"You know, I think I'll take the mid-sized one," I say decisively. "Are you planning to make any accessories to it?" Alex smiles and replaces Urbanus with Primus. "Now, we have photo belts that were created in cooperation with blogger Adéla Mazánková. It's a leather belt made from the same leather that's used on the backpack. The design is the same and thanks to the components, it can be used as a camera holder, clipped to a backpack, or worn as a wristband," she demonstrates. "We are currently working on smaller items, such as wallets and larger travel backpacks. It will take a while though," Alex says and I see that she is giving it her best again. Before she releases anything, she wants to be certain that it is bug-free.

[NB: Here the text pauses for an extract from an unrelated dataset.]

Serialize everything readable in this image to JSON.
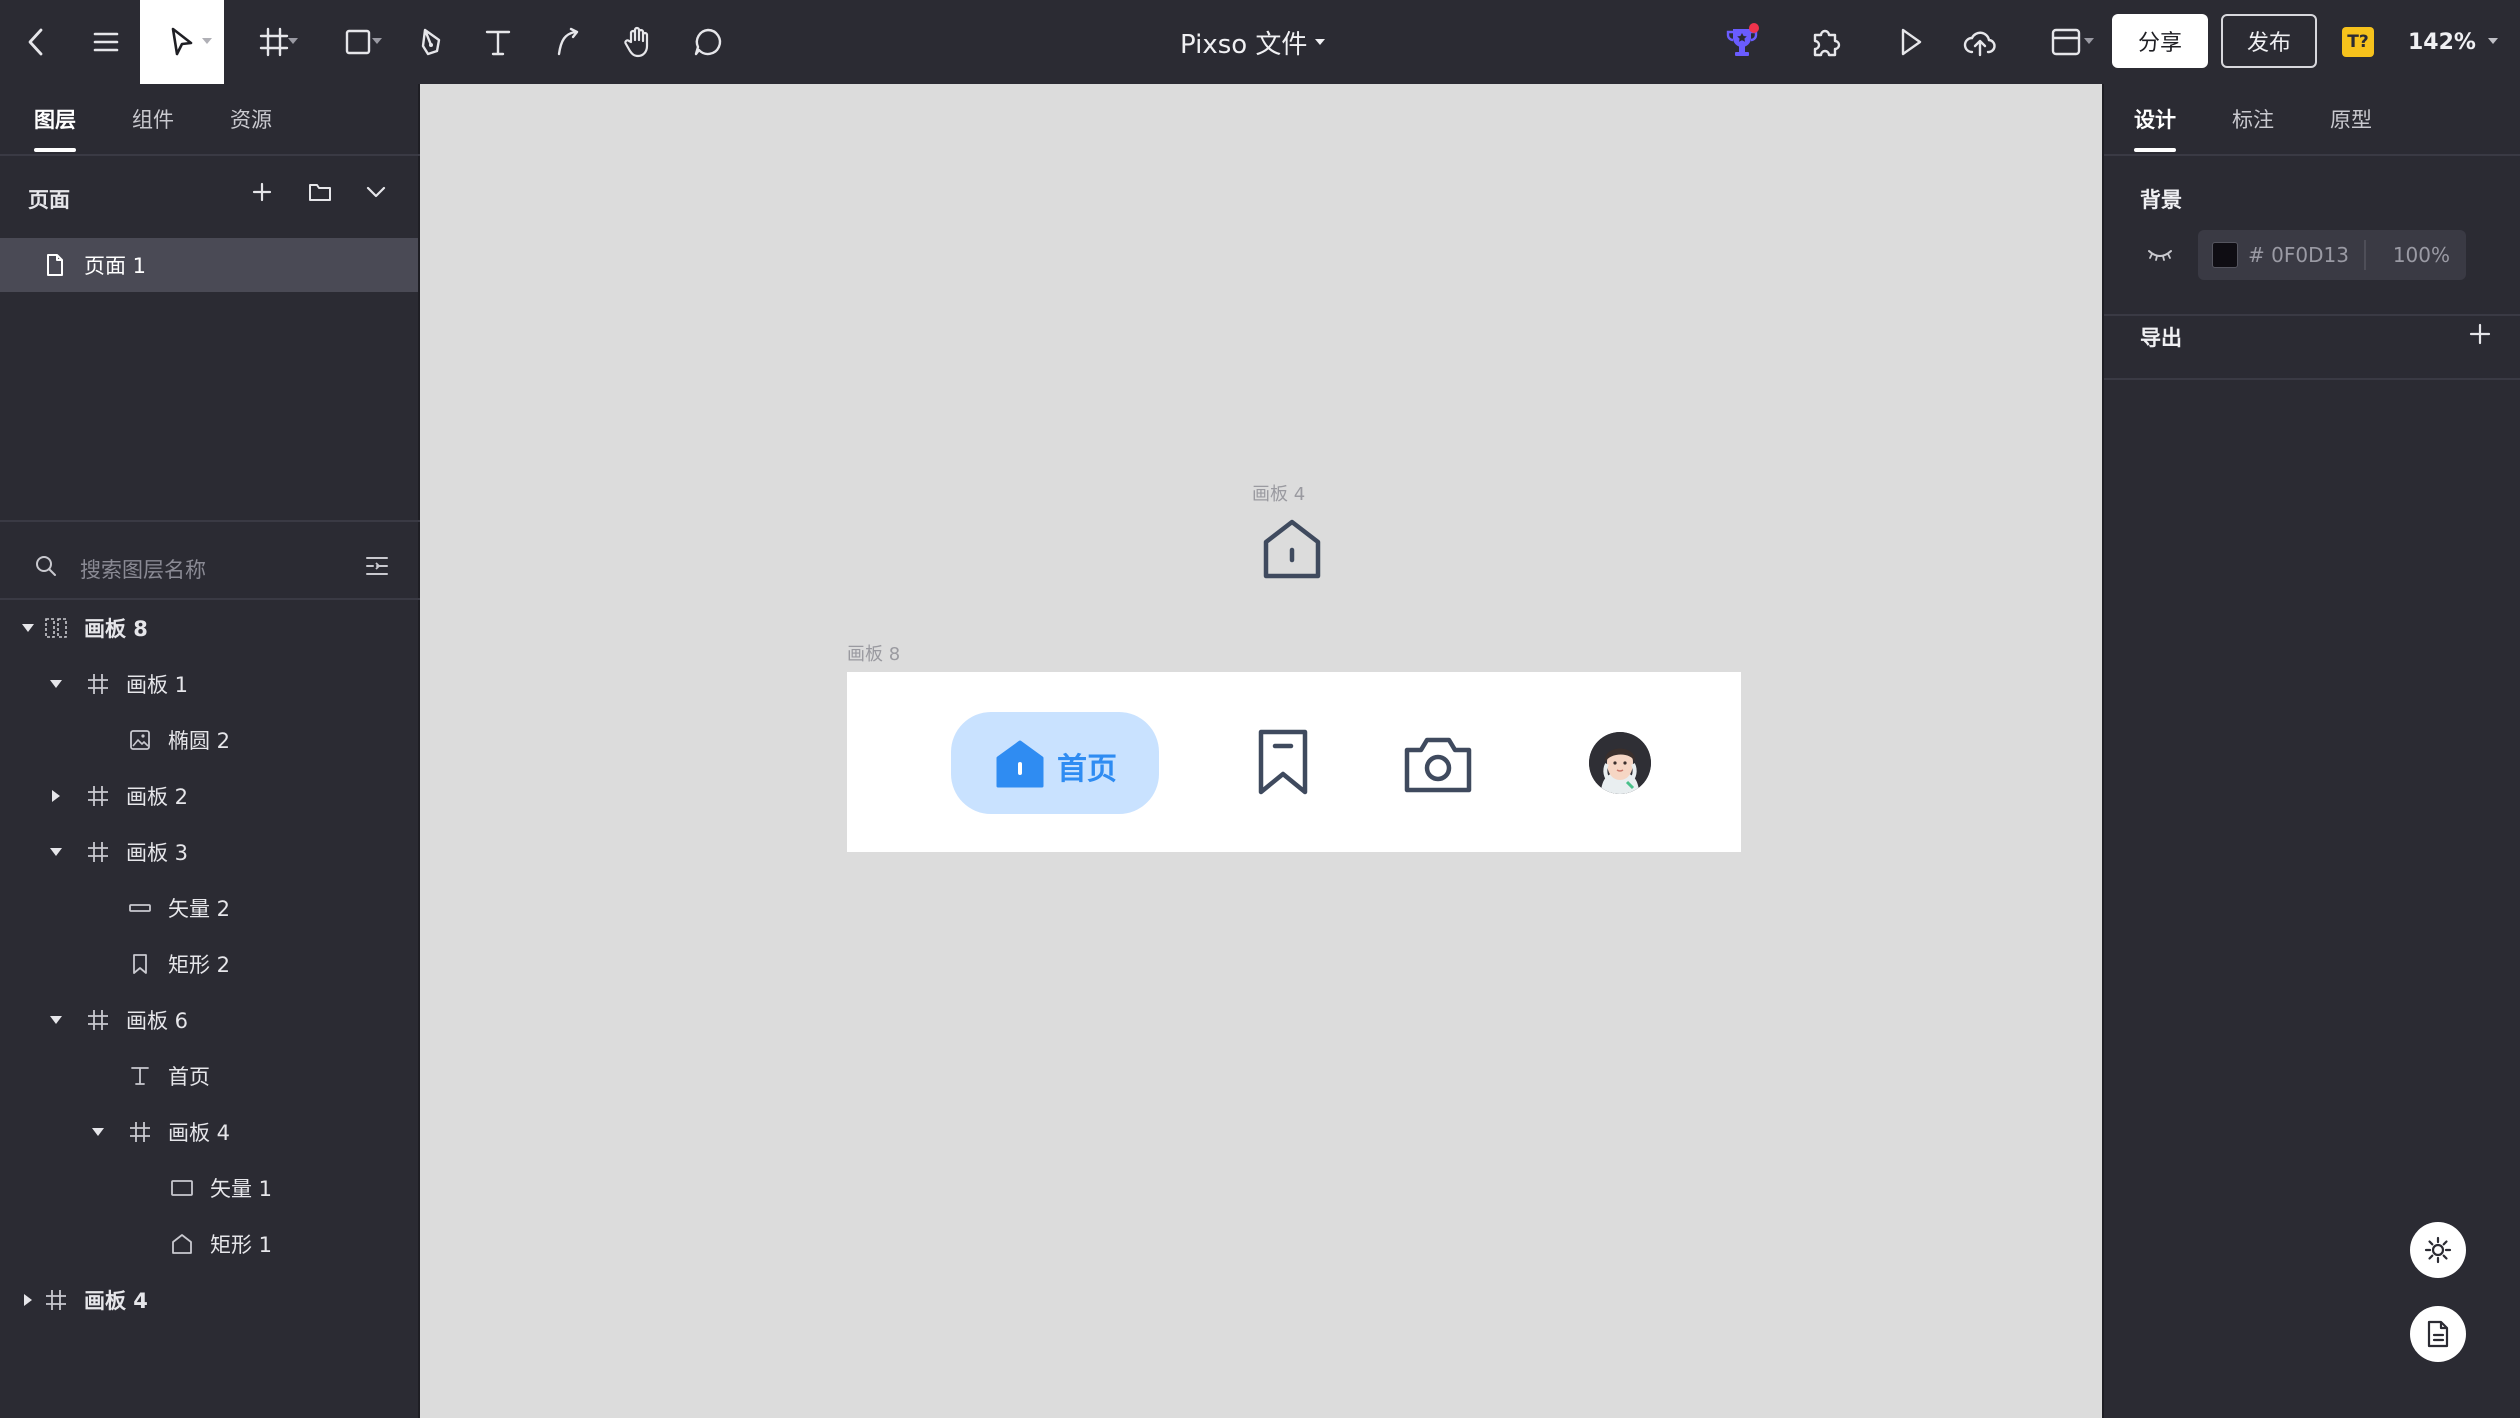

That day, I walked into the showroom at Letná as a curious journalist and I walked out as a owner of a new backpack. I have no regrets. Only a few seconds after showing my new Primus on Instagram, I felt on my own skin the positive effect that it has on people. I became a member of the Brotherhood of Alex's Backpack.